Return every line below exactly, without dropping any.

Stored data entries
※ ※ ※

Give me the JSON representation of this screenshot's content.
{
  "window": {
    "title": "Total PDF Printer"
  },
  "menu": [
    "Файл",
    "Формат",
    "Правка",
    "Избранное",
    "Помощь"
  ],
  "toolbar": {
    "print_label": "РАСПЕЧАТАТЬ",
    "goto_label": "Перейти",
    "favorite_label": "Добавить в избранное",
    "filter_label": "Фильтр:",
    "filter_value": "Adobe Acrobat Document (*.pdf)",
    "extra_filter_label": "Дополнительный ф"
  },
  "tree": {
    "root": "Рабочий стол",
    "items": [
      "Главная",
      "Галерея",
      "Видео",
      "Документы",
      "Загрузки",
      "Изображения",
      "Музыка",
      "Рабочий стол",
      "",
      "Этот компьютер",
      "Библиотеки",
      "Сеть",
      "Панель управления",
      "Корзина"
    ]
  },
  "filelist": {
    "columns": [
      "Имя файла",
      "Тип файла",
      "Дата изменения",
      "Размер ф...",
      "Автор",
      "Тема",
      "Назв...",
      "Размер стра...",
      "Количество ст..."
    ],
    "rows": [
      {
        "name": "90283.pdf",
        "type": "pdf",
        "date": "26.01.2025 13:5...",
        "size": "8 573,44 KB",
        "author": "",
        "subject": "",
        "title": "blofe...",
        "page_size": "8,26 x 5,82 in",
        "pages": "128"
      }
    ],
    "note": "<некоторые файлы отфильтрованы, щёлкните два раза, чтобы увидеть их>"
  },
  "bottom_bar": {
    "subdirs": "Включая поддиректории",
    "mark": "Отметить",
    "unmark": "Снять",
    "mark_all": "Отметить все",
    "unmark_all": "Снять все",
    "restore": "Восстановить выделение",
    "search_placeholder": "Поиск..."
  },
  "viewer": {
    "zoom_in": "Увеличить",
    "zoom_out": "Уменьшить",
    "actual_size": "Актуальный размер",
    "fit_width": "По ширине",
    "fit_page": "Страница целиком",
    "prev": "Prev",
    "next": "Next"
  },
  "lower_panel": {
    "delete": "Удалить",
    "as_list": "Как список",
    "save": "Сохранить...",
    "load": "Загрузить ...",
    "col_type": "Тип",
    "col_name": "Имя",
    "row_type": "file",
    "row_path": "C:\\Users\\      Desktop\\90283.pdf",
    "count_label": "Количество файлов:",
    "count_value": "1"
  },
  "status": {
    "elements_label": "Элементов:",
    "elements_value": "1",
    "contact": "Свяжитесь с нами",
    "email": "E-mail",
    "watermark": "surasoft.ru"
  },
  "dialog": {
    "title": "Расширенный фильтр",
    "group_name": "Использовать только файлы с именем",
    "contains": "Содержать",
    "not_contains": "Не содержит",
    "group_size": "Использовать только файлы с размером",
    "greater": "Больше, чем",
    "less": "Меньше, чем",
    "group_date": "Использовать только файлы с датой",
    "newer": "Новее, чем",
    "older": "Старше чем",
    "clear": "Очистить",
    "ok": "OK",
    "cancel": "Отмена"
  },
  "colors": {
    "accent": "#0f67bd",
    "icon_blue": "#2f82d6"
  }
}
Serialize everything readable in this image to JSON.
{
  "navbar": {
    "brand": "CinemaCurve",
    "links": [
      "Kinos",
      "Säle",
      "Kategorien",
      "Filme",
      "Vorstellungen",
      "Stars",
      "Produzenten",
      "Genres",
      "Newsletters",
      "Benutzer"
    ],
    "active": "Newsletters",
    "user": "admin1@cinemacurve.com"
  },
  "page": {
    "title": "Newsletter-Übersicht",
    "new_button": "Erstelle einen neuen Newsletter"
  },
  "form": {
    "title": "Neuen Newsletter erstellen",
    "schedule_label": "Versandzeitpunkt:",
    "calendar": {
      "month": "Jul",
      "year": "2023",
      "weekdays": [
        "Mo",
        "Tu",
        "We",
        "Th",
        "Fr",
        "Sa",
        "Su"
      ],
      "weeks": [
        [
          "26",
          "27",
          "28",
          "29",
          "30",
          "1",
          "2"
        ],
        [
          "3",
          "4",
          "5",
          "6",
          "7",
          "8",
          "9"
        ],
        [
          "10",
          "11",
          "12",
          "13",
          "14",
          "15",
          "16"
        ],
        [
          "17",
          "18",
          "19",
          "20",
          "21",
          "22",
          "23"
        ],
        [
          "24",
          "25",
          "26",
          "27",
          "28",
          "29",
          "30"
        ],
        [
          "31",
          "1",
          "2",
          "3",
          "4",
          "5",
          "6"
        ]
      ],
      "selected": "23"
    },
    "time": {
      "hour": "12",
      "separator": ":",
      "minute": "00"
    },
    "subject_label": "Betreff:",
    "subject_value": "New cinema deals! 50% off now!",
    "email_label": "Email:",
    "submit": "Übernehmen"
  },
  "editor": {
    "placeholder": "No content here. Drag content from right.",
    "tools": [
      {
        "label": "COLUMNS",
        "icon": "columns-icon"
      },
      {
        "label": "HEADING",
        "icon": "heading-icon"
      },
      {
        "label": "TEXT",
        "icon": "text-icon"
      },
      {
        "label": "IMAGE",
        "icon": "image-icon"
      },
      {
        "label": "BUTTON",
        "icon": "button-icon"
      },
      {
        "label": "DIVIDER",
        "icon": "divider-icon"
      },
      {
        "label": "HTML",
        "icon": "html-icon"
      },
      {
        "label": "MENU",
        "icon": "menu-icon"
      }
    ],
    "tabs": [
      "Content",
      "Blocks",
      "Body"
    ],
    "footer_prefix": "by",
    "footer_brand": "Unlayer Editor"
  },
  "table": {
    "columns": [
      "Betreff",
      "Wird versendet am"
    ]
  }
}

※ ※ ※

- The completed task -
Give me the JSON representation of this screenshot's content.
{
  "window": {
    "title": "Total PDF Printer"
  },
  "menu": [
    "Файл",
    "Формат",
    "Правка",
    "Избранное",
    "Помощь"
  ],
  "toolbar": {
    "print_label": "РАСПЕЧАТАТЬ",
    "goto_label": "Перейти",
    "favorite_label": "Добавить в избранное",
    "filter_label": "Фильтр:",
    "filter_value": "Adobe Acrobat Document (*.pdf)",
    "extra_filter_label": "Дополнительный ф"
  },
  "tree": {
    "root": "Рабочий стол",
    "items": [
      "Главная",
      "Галерея",
      "Видео",
      "Документы",
      "Загрузки",
      "Изображения",
      "Музыка",
      "Рабочий стол",
      "",
      "Этот компьютер",
      "Библиотеки",
      "Сеть",
      "Панель управления",
      "Корзина"
    ]
  },
  "filelist": {
    "columns": [
      "Имя файла",
      "Тип файла",
      "Дата изменения",
      "Размер ф...",
      "Автор",
      "Тема",
      "Назв...",
      "Размер стра...",
      "Количество ст..."
    ],
    "rows": [
      {
        "name": "90283.pdf",
        "type": "pdf",
        "date": "26.01.2025 13:5...",
        "size": "8 573,44 KB",
        "author": "",
        "subject": "",
        "title": "blofe...",
        "page_size": "8,26 x 5,82 in",
        "pages": "128"
      }
    ],
    "note": "<некоторые файлы отфильтрованы, щёлкните два раза, чтобы увидеть их>"
  },
  "bottom_bar": {
    "subdirs": "Включая поддиректории",
    "mark": "Отметить",
    "unmark": "Снять",
    "mark_all": "Отметить все",
    "unmark_all": "Снять все",
    "restore": "Восстановить выделение",
    "search_placeholder": "Поиск..."
  },
  "viewer": {
    "zoom_in": "Увеличить",
    "zoom_out": "Уменьшить",
    "actual_size": "Актуальный размер",
    "fit_width": "По ширине",
    "fit_page": "Страница целиком",
    "prev": "Prev",
    "next": "Next"
  },
  "lower_panel": {
    "delete": "Удалить",
    "as_list": "Как список",
    "save": "Сохранить...",
    "load": "Загрузить ...",
    "col_type": "Тип",
    "col_name": "Имя",
    "row_type": "file",
    "row_path": "C:\\Users\\      Desktop\\90283.pdf",
    "count_label": "Количество файлов:",
    "count_value": "1"
  },
  "status": {
    "elements_label": "Элементов:",
    "elements_value": "1",
    "contact": "Свяжитесь с нами",
    "email": "E-mail",
    "watermark": "surasoft.ru"
  },
  "dialog": {
    "title": "Расширенный фильтр",
    "group_name": "Использовать только файлы с именем",
    "contains": "Содержать",
    "not_contains": "Не содержит",
    "group_size": "Использовать только файлы с размером",
    "greater": "Больше, чем",
    "less": "Меньше, чем",
    "group_date": "Использовать только файлы с датой",
    "newer": "Новее, чем",
    "older": "Старше чем",
    "clear": "Очистить",
    "ok": "OK",
    "cancel": "Отмена"
  },
  "colors": {
    "accent": "#0f67bd",
    "icon_blue": "#2f82d6"
  }
}
Serialize everything readable in this image to JSON.
{
  "navbar": {
    "brand": "CinemaCurve",
    "links": [
      "Kinos",
      "Säle",
      "Kategorien",
      "Filme",
      "Vorstellungen",
      "Stars",
      "Produzenten",
      "Genres",
      "Newsletters",
      "Benutzer"
    ],
    "active": "Newsletters",
    "user": "admin1@cinemacurve.com"
  },
  "page": {
    "title": "Newsletter-Übersicht",
    "new_button": "Erstelle einen neuen Newsletter"
  },
  "form": {
    "title": "Neuen Newsletter erstellen",
    "schedule_label": "Versandzeitpunkt:",
    "calendar": {
      "month": "Jul",
      "year": "2023",
      "weekdays": [
        "Mo",
        "Tu",
        "We",
        "Th",
        "Fr",
        "Sa",
        "Su"
      ],
      "weeks": [
        [
          "26",
          "27",
          "28",
          "29",
          "30",
          "1",
          "2"
        ],
        [
          "3",
          "4",
          "5",
          "6",
          "7",
          "8",
          "9"
        ],
        [
          "10",
          "11",
          "12",
          "13",
          "14",
          "15",
          "16"
        ],
        [
          "17",
          "18",
          "19",
          "20",
          "21",
          "22",
          "23"
        ],
        [
          "24",
          "25",
          "26",
          "27",
          "28",
          "29",
          "30"
        ],
        [
          "31",
          "1",
          "2",
          "3",
          "4",
          "5",
          "6"
        ]
      ],
      "selected": "23"
    },
    "time": {
      "hour": "12",
      "separator": ":",
      "minute": "00"
    },
    "subject_label": "Betreff:",
    "subject_value": "New cinema deals! 50% off now!",
    "email_label": "Email:",
    "submit": "Übernehmen"
  },
  "editor": {
    "placeholder": "No content here. Drag content from right.",
    "tools": [
      {
        "label": "COLUMNS",
        "icon": "columns-icon"
      },
      {
        "label": "HEADING",
        "icon": "heading-icon"
      },
      {
        "label": "TEXT",
        "icon": "text-icon"
      },
      {
        "label": "IMAGE",
        "icon": "image-icon"
      },
      {
        "label": "BUTTON",
        "icon": "button-icon"
      },
      {
        "label": "DIVIDER",
        "icon": "divider-icon"
      },
      {
        "label": "HTML",
        "icon": "html-icon"
      },
      {
        "label": "MENU",
        "icon": "menu-icon"
      }
    ],
    "tabs": [
      "Content",
      "Blocks",
      "Body"
    ],
    "footer_prefix": "by",
    "footer_brand": "Unlayer Editor"
  },
  "table": {
    "columns": [
      "Betreff",
      "Wird versendet am"
    ]
  }
}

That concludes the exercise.